§ **Exercise**: An exact copy of the data below is required; return it in full.

[Source records]

########

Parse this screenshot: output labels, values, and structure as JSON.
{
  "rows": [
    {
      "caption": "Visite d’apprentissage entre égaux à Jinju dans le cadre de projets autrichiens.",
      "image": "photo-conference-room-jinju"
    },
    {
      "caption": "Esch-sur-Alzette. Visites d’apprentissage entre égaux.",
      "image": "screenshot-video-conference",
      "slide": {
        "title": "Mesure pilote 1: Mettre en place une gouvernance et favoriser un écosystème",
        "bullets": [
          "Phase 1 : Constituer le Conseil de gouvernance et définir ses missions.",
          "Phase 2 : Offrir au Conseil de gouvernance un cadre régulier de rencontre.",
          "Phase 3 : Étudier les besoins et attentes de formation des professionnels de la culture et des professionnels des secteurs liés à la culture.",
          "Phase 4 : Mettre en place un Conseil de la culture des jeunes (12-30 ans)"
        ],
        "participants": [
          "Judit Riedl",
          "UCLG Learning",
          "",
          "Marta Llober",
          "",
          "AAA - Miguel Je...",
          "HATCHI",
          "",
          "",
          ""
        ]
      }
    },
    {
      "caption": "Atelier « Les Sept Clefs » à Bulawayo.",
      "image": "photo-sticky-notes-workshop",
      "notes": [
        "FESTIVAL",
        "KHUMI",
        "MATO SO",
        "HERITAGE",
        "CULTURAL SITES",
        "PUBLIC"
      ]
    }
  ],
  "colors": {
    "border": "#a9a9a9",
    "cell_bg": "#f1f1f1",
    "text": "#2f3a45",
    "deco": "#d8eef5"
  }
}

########

§ **Reply**:
Parse this screenshot: output labels, values, and structure as JSON.
{
  "rows": [
    {
      "caption": "Visite d’apprentissage entre égaux à Jinju dans le cadre de projets autrichiens.",
      "image": "photo-conference-room-jinju"
    },
    {
      "caption": "Esch-sur-Alzette. Visites d’apprentissage entre égaux.",
      "image": "screenshot-video-conference",
      "slide": {
        "title": "Mesure pilote 1: Mettre en place une gouvernance et favoriser un écosystème",
        "bullets": [
          "Phase 1 : Constituer le Conseil de gouvernance et définir ses missions.",
          "Phase 2 : Offrir au Conseil de gouvernance un cadre régulier de rencontre.",
          "Phase 3 : Étudier les besoins et attentes de formation des professionnels de la culture et des professionnels des secteurs liés à la culture.",
          "Phase 4 : Mettre en place un Conseil de la culture des jeunes (12-30 ans)"
        ],
        "participants": [
          "Judit Riedl",
          "UCLG Learning",
          "",
          "Marta Llober",
          "",
          "AAA - Miguel Je...",
          "HATCHI",
          "",
          "",
          ""
        ]
      }
    },
    {
      "caption": "Atelier « Les Sept Clefs » à Bulawayo.",
      "image": "photo-sticky-notes-workshop",
      "notes": [
        "FESTIVAL",
        "KHUMI",
        "MATO SO",
        "HERITAGE",
        "CULTURAL SITES",
        "PUBLIC"
      ]
    }
  ],
  "colors": {
    "border": "#a9a9a9",
    "cell_bg": "#f1f1f1",
    "text": "#2f3a45",
    "deco": "#d8eef5"
  }
}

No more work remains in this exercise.